§ Your goal:
Give back all of the records exactly.

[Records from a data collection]
##########

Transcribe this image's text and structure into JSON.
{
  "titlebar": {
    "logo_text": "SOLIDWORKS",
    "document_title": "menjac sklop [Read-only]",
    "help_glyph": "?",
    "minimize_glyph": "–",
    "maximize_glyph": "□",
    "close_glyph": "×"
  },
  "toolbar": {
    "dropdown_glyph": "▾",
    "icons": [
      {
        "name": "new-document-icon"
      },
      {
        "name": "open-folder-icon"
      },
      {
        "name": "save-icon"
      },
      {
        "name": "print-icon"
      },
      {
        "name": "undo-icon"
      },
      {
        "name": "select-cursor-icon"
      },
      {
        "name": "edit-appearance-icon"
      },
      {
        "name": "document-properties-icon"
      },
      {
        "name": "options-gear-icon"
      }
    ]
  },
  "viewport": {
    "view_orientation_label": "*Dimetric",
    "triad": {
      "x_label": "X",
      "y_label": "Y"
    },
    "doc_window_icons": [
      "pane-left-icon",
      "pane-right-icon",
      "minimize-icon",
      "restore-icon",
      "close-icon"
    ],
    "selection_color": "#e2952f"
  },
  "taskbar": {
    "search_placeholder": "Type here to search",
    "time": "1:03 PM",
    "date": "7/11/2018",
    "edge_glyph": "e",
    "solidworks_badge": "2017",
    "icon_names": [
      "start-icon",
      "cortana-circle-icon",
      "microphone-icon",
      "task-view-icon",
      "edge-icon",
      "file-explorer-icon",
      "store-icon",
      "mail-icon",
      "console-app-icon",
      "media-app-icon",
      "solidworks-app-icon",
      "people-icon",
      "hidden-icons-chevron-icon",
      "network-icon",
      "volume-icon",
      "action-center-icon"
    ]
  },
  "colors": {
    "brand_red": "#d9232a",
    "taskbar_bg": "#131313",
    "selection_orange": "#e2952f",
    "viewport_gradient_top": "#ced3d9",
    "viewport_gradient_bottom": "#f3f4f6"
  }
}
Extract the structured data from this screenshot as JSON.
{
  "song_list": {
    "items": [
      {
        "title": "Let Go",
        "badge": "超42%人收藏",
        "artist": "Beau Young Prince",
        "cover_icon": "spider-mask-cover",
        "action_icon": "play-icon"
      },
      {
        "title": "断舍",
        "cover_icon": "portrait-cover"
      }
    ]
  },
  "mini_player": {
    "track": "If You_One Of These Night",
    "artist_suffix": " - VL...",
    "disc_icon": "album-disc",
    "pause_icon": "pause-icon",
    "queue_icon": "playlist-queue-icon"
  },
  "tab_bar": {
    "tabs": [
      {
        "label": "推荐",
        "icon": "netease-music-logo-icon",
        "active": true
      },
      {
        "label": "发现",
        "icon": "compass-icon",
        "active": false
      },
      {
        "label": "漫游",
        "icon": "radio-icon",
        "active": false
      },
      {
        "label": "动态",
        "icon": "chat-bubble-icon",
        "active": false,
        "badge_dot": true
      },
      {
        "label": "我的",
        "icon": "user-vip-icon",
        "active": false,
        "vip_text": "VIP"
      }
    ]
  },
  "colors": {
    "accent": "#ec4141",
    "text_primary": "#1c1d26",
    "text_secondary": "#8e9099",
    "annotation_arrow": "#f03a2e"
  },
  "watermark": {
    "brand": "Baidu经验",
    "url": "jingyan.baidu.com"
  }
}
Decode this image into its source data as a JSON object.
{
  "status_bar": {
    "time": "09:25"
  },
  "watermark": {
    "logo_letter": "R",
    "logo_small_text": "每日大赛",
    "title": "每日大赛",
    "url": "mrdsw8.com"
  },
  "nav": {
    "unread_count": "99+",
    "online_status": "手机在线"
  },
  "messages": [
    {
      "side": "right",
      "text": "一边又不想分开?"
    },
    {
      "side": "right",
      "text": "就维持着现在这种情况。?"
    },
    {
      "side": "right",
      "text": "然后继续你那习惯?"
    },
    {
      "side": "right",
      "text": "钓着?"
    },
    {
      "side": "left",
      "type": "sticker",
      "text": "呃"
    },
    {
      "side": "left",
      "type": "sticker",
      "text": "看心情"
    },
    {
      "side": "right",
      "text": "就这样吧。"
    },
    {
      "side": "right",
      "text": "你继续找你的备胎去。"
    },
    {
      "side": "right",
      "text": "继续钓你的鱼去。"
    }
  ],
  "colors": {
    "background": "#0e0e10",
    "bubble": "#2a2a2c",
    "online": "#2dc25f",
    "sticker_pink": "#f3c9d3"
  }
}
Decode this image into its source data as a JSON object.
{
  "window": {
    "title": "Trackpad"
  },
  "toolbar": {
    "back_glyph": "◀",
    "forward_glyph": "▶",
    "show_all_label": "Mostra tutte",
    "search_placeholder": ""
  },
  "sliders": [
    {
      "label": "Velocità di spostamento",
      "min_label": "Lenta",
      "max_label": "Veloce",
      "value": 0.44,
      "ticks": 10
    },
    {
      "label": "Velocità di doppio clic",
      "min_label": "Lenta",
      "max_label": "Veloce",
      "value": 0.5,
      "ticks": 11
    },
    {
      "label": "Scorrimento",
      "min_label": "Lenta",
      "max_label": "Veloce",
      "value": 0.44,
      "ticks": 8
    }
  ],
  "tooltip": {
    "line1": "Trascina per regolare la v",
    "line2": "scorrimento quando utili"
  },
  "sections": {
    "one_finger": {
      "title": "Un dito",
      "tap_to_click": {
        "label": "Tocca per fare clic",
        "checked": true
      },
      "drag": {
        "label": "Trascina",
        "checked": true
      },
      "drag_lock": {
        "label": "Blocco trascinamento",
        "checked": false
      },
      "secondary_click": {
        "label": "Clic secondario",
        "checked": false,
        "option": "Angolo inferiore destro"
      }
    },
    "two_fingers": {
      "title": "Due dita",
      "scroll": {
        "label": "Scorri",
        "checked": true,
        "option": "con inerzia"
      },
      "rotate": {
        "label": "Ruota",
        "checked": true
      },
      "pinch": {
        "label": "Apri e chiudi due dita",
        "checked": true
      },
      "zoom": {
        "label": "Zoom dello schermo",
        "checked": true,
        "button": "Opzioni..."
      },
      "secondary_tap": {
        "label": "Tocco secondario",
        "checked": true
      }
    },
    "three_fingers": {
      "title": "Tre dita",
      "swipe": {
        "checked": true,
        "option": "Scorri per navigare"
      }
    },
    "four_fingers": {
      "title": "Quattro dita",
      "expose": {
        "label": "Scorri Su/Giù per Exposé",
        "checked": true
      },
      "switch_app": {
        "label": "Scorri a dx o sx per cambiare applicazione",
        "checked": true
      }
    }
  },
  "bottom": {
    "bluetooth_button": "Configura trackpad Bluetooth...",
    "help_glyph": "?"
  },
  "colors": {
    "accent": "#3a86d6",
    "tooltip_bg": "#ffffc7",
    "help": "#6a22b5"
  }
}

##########

§ Answer to this exercise:
Transcribe this image's text and structure into JSON.
{
  "titlebar": {
    "logo_text": "SOLIDWORKS",
    "document_title": "menjac sklop [Read-only]",
    "help_glyph": "?",
    "minimize_glyph": "–",
    "maximize_glyph": "□",
    "close_glyph": "×"
  },
  "toolbar": {
    "dropdown_glyph": "▾",
    "icons": [
      {
        "name": "new-document-icon"
      },
      {
        "name": "open-folder-icon"
      },
      {
        "name": "save-icon"
      },
      {
        "name": "print-icon"
      },
      {
        "name": "undo-icon"
      },
      {
        "name": "select-cursor-icon"
      },
      {
        "name": "edit-appearance-icon"
      },
      {
        "name": "document-properties-icon"
      },
      {
        "name": "options-gear-icon"
      }
    ]
  },
  "viewport": {
    "view_orientation_label": "*Dimetric",
    "triad": {
      "x_label": "X",
      "y_label": "Y"
    },
    "doc_window_icons": [
      "pane-left-icon",
      "pane-right-icon",
      "minimize-icon",
      "restore-icon",
      "close-icon"
    ],
    "selection_color": "#e2952f"
  },
  "taskbar": {
    "search_placeholder": "Type here to search",
    "time": "1:03 PM",
    "date": "7/11/2018",
    "edge_glyph": "e",
    "solidworks_badge": "2017",
    "icon_names": [
      "start-icon",
      "cortana-circle-icon",
      "microphone-icon",
      "task-view-icon",
      "edge-icon",
      "file-explorer-icon",
      "store-icon",
      "mail-icon",
      "console-app-icon",
      "media-app-icon",
      "solidworks-app-icon",
      "people-icon",
      "hidden-icons-chevron-icon",
      "network-icon",
      "volume-icon",
      "action-center-icon"
    ]
  },
  "colors": {
    "brand_red": "#d9232a",
    "taskbar_bg": "#131313",
    "selection_orange": "#e2952f",
    "viewport_gradient_top": "#ced3d9",
    "viewport_gradient_bottom": "#f3f4f6"
  }
}
Extract the structured data from this screenshot as JSON.
{
  "song_list": {
    "items": [
      {
        "title": "Let Go",
        "badge": "超42%人收藏",
        "artist": "Beau Young Prince",
        "cover_icon": "spider-mask-cover",
        "action_icon": "play-icon"
      },
      {
        "title": "断舍",
        "cover_icon": "portrait-cover"
      }
    ]
  },
  "mini_player": {
    "track": "If You_One Of These Night",
    "artist_suffix": " - VL...",
    "disc_icon": "album-disc",
    "pause_icon": "pause-icon",
    "queue_icon": "playlist-queue-icon"
  },
  "tab_bar": {
    "tabs": [
      {
        "label": "推荐",
        "icon": "netease-music-logo-icon",
        "active": true
      },
      {
        "label": "发现",
        "icon": "compass-icon",
        "active": false
      },
      {
        "label": "漫游",
        "icon": "radio-icon",
        "active": false
      },
      {
        "label": "动态",
        "icon": "chat-bubble-icon",
        "active": false,
        "badge_dot": true
      },
      {
        "label": "我的",
        "icon": "user-vip-icon",
        "active": false,
        "vip_text": "VIP"
      }
    ]
  },
  "colors": {
    "accent": "#ec4141",
    "text_primary": "#1c1d26",
    "text_secondary": "#8e9099",
    "annotation_arrow": "#f03a2e"
  },
  "watermark": {
    "brand": "Baidu经验",
    "url": "jingyan.baidu.com"
  }
}
Decode this image into its source data as a JSON object.
{
  "status_bar": {
    "time": "09:25"
  },
  "watermark": {
    "logo_letter": "R",
    "logo_small_text": "每日大赛",
    "title": "每日大赛",
    "url": "mrdsw8.com"
  },
  "nav": {
    "unread_count": "99+",
    "online_status": "手机在线"
  },
  "messages": [
    {
      "side": "right",
      "text": "一边又不想分开?"
    },
    {
      "side": "right",
      "text": "就维持着现在这种情况。?"
    },
    {
      "side": "right",
      "text": "然后继续你那习惯?"
    },
    {
      "side": "right",
      "text": "钓着?"
    },
    {
      "side": "left",
      "type": "sticker",
      "text": "呃"
    },
    {
      "side": "left",
      "type": "sticker",
      "text": "看心情"
    },
    {
      "side": "right",
      "text": "就这样吧。"
    },
    {
      "side": "right",
      "text": "你继续找你的备胎去。"
    },
    {
      "side": "right",
      "text": "继续钓你的鱼去。"
    }
  ],
  "colors": {
    "background": "#0e0e10",
    "bubble": "#2a2a2c",
    "online": "#2dc25f",
    "sticker_pink": "#f3c9d3"
  }
}
Decode this image into its source data as a JSON object.
{
  "window": {
    "title": "Trackpad"
  },
  "toolbar": {
    "back_glyph": "◀",
    "forward_glyph": "▶",
    "show_all_label": "Mostra tutte",
    "search_placeholder": ""
  },
  "sliders": [
    {
      "label": "Velocità di spostamento",
      "min_label": "Lenta",
      "max_label": "Veloce",
      "value": 0.44,
      "ticks": 10
    },
    {
      "label": "Velocità di doppio clic",
      "min_label": "Lenta",
      "max_label": "Veloce",
      "value": 0.5,
      "ticks": 11
    },
    {
      "label": "Scorrimento",
      "min_label": "Lenta",
      "max_label": "Veloce",
      "value": 0.44,
      "ticks": 8
    }
  ],
  "tooltip": {
    "line1": "Trascina per regolare la v",
    "line2": "scorrimento quando utili"
  },
  "sections": {
    "one_finger": {
      "title": "Un dito",
      "tap_to_click": {
        "label": "Tocca per fare clic",
        "checked": true
      },
      "drag": {
        "label": "Trascina",
        "checked": true
      },
      "drag_lock": {
        "label": "Blocco trascinamento",
        "checked": false
      },
      "secondary_click": {
        "label": "Clic secondario",
        "checked": false,
        "option": "Angolo inferiore destro"
      }
    },
    "two_fingers": {
      "title": "Due dita",
      "scroll": {
        "label": "Scorri",
        "checked": true,
        "option": "con inerzia"
      },
      "rotate": {
        "label": "Ruota",
        "checked": true
      },
      "pinch": {
        "label": "Apri e chiudi due dita",
        "checked": true
      },
      "zoom": {
        "label": "Zoom dello schermo",
        "checked": true,
        "button": "Opzioni..."
      },
      "secondary_tap": {
        "label": "Tocco secondario",
        "checked": true
      }
    },
    "three_fingers": {
      "title": "Tre dita",
      "swipe": {
        "checked": true,
        "option": "Scorri per navigare"
      }
    },
    "four_fingers": {
      "title": "Quattro dita",
      "expose": {
        "label": "Scorri Su/Giù per Exposé",
        "checked": true
      },
      "switch_app": {
        "label": "Scorri a dx o sx per cambiare applicazione",
        "checked": true
      }
    }
  },
  "bottom": {
    "bluetooth_button": "Configura trackpad Bluetooth...",
    "help_glyph": "?"
  },
  "colors": {
    "accent": "#3a86d6",
    "tooltip_bg": "#ffffc7",
    "help": "#6a22b5"
  }
}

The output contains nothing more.